§ How to complete this task
With pictures omitted, output the records below exactly as they appear.

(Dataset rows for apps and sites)
*** Block opens ***

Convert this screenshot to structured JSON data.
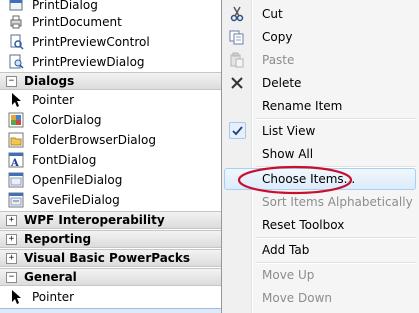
{
  "toolbox": {
    "items_top": [
      {
        "label": "PrintDialog",
        "icon": "print-dialog-icon"
      },
      {
        "label": "PrintDocument",
        "icon": "print-document-icon"
      },
      {
        "label": "PrintPreviewControl",
        "icon": "print-preview-control-icon"
      },
      {
        "label": "PrintPreviewDialog",
        "icon": "print-preview-dialog-icon"
      }
    ],
    "dialogs_header": {
      "label": "Dialogs",
      "state": "−"
    },
    "dialogs_items": [
      {
        "label": "Pointer",
        "icon": "pointer-icon"
      },
      {
        "label": "ColorDialog",
        "icon": "color-dialog-icon"
      },
      {
        "label": "FolderBrowserDialog",
        "icon": "folder-browser-dialog-icon"
      },
      {
        "label": "FontDialog",
        "icon": "font-dialog-icon"
      },
      {
        "label": "OpenFileDialog",
        "icon": "open-file-dialog-icon"
      },
      {
        "label": "SaveFileDialog",
        "icon": "save-file-dialog-icon"
      }
    ],
    "collapsed_headers": [
      {
        "label": "WPF Interoperability",
        "state": "+"
      },
      {
        "label": "Reporting",
        "state": "+"
      },
      {
        "label": "Visual Basic PowerPacks",
        "state": "+"
      }
    ],
    "general_header": {
      "label": "General",
      "state": "−"
    },
    "general_items": [
      {
        "label": "Pointer",
        "icon": "pointer-icon"
      }
    ]
  },
  "context_menu": {
    "cut": "Cut",
    "copy": "Copy",
    "paste": "Paste",
    "delete": "Delete",
    "rename_item": "Rename Item",
    "list_view": "List View",
    "show_all": "Show All",
    "choose_items": "Choose Items...",
    "sort_items": "Sort Items Alphabetically",
    "reset_toolbox": "Reset Toolbox",
    "add_tab": "Add Tab",
    "move_up": "Move Up",
    "move_down": "Move Down"
  },
  "colors": {
    "menu_background": "#f5f5f5",
    "hover_border": "#a8cff5",
    "highlight_ellipse": "#c8102e",
    "header_gradient_top": "#f3f3f3",
    "header_gradient_bottom": "#dcdcdc"
  }
}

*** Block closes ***

§ Your solution
Convert this screenshot to structured JSON data.
{
  "toolbox": {
    "items_top": [
      {
        "label": "PrintDialog",
        "icon": "print-dialog-icon"
      },
      {
        "label": "PrintDocument",
        "icon": "print-document-icon"
      },
      {
        "label": "PrintPreviewControl",
        "icon": "print-preview-control-icon"
      },
      {
        "label": "PrintPreviewDialog",
        "icon": "print-preview-dialog-icon"
      }
    ],
    "dialogs_header": {
      "label": "Dialogs",
      "state": "−"
    },
    "dialogs_items": [
      {
        "label": "Pointer",
        "icon": "pointer-icon"
      },
      {
        "label": "ColorDialog",
        "icon": "color-dialog-icon"
      },
      {
        "label": "FolderBrowserDialog",
        "icon": "folder-browser-dialog-icon"
      },
      {
        "label": "FontDialog",
        "icon": "font-dialog-icon"
      },
      {
        "label": "OpenFileDialog",
        "icon": "open-file-dialog-icon"
      },
      {
        "label": "SaveFileDialog",
        "icon": "save-file-dialog-icon"
      }
    ],
    "collapsed_headers": [
      {
        "label": "WPF Interoperability",
        "state": "+"
      },
      {
        "label": "Reporting",
        "state": "+"
      },
      {
        "label": "Visual Basic PowerPacks",
        "state": "+"
      }
    ],
    "general_header": {
      "label": "General",
      "state": "−"
    },
    "general_items": [
      {
        "label": "Pointer",
        "icon": "pointer-icon"
      }
    ]
  },
  "context_menu": {
    "cut": "Cut",
    "copy": "Copy",
    "paste": "Paste",
    "delete": "Delete",
    "rename_item": "Rename Item",
    "list_view": "List View",
    "show_all": "Show All",
    "choose_items": "Choose Items...",
    "sort_items": "Sort Items Alphabetically",
    "reset_toolbox": "Reset Toolbox",
    "add_tab": "Add Tab",
    "move_up": "Move Up",
    "move_down": "Move Down"
  },
  "colors": {
    "menu_background": "#f5f5f5",
    "hover_border": "#a8cff5",
    "highlight_ellipse": "#c8102e",
    "header_gradient_top": "#f3f3f3",
    "header_gradient_bottom": "#dcdcdc"
  }
}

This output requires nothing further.